#### [INSTRUCTIONS TO FOLLOW]
Find every line below with the string "application" and pick it out.

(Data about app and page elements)
——————

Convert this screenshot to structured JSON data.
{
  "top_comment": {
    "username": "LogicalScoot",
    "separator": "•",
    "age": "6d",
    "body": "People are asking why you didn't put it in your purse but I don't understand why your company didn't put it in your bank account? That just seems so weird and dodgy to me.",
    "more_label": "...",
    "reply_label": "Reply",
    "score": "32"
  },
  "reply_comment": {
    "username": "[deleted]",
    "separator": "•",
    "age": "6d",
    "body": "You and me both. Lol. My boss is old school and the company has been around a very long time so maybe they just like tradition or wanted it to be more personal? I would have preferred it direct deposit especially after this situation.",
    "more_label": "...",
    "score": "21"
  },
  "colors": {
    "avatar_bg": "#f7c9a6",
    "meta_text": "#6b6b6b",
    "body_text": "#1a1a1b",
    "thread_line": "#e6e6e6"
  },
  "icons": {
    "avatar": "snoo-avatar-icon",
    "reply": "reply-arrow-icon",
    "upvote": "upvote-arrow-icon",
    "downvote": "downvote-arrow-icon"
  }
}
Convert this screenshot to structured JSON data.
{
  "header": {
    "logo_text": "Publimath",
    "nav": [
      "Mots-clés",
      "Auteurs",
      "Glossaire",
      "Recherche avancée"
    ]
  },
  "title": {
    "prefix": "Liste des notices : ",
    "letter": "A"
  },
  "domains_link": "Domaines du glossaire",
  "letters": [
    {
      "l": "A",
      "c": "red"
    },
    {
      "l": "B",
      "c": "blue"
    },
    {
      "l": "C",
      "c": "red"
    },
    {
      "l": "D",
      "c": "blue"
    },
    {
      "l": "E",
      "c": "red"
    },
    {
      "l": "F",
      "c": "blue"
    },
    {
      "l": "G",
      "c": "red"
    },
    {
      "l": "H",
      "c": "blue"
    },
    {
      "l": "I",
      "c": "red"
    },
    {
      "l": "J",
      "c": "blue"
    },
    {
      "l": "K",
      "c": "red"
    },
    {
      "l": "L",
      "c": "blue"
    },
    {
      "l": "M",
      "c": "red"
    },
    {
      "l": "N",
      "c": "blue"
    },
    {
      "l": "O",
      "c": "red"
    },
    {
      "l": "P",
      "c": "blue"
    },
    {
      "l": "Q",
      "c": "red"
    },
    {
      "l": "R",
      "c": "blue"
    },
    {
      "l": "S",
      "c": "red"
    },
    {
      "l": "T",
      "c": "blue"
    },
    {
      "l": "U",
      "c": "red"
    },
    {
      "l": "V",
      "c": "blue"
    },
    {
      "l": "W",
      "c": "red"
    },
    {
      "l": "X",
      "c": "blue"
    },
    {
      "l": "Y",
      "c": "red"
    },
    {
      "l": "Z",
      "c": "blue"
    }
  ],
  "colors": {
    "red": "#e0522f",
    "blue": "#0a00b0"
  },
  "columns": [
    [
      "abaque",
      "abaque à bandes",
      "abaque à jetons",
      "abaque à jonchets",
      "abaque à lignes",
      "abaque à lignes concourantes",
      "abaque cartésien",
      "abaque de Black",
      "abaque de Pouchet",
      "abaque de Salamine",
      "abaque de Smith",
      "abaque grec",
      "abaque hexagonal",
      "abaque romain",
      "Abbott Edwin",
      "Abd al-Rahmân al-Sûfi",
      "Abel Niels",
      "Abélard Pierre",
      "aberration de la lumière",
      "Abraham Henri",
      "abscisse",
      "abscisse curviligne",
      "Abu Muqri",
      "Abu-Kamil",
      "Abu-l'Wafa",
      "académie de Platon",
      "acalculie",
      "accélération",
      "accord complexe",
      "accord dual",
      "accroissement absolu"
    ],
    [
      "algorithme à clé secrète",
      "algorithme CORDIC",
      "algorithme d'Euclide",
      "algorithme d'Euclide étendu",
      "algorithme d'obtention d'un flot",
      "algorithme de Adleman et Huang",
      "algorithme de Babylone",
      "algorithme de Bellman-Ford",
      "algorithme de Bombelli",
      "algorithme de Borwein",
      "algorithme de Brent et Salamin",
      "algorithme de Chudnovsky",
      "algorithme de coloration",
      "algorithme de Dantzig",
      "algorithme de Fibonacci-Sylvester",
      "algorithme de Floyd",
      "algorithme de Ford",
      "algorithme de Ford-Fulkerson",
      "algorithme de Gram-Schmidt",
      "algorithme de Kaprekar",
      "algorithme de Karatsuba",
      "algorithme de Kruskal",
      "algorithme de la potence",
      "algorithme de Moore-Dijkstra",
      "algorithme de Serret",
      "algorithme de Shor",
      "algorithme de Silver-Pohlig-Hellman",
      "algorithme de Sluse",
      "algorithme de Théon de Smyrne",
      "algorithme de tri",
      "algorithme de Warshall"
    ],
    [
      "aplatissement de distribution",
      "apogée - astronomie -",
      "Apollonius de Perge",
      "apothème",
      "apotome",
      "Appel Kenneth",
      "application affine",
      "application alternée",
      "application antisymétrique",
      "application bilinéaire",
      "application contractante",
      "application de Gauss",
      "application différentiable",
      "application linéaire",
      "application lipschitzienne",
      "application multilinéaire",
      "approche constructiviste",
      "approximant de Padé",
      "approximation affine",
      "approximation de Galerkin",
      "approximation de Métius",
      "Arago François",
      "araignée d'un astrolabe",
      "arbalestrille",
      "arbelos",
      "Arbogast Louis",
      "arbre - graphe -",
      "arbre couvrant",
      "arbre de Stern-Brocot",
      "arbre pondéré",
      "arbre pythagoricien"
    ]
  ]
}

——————

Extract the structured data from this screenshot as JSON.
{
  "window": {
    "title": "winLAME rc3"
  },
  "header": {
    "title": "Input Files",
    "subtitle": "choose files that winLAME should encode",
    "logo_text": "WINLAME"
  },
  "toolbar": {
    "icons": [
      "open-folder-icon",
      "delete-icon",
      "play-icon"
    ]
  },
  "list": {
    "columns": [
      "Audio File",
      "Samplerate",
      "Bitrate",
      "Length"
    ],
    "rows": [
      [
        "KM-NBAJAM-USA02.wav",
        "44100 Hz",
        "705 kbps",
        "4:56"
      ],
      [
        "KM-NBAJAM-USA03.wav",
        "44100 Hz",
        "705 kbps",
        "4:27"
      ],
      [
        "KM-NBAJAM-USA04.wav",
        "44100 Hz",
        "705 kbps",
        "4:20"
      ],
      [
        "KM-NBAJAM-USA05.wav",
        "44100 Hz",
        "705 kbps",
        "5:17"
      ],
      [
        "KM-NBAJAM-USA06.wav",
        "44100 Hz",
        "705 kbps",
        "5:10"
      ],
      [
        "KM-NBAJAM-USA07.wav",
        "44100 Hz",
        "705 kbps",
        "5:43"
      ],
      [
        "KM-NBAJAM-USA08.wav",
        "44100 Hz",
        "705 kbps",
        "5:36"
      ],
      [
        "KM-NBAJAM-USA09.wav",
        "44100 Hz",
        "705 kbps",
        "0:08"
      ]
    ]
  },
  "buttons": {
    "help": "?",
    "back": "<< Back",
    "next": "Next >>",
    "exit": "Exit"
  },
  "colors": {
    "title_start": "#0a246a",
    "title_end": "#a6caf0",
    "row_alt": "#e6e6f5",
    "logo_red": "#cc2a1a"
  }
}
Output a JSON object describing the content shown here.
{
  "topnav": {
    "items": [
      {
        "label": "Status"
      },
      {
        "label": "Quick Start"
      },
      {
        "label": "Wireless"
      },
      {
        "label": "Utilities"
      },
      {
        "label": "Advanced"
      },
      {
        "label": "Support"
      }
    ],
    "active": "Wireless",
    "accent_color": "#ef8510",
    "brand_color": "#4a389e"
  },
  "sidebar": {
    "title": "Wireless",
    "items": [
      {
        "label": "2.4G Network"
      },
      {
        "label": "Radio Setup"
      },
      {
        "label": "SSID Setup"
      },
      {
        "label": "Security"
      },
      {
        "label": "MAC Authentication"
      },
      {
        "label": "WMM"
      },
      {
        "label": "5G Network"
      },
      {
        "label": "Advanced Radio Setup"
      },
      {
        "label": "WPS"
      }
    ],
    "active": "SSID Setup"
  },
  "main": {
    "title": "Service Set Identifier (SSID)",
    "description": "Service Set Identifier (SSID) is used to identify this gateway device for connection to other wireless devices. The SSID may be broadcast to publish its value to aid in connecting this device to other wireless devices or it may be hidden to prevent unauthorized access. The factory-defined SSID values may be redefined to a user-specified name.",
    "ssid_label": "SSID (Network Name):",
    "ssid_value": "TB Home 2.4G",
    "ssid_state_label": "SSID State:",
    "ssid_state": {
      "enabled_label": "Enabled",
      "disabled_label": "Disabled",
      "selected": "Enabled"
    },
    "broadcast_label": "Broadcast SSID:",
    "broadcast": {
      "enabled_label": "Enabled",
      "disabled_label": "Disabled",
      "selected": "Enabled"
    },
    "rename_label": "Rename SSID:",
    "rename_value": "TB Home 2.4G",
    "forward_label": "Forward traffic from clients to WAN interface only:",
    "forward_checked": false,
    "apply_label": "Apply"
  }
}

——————

#### [EXERCISE RESPONSE]
      "application affine",
      "application alternée",
      "application antisymétrique",
      "application bilinéaire",
      "application contractante",
      "application de Gauss",
      "application différentiable",
      "application linéaire",
      "application lipschitzienne",
      "application multilinéaire",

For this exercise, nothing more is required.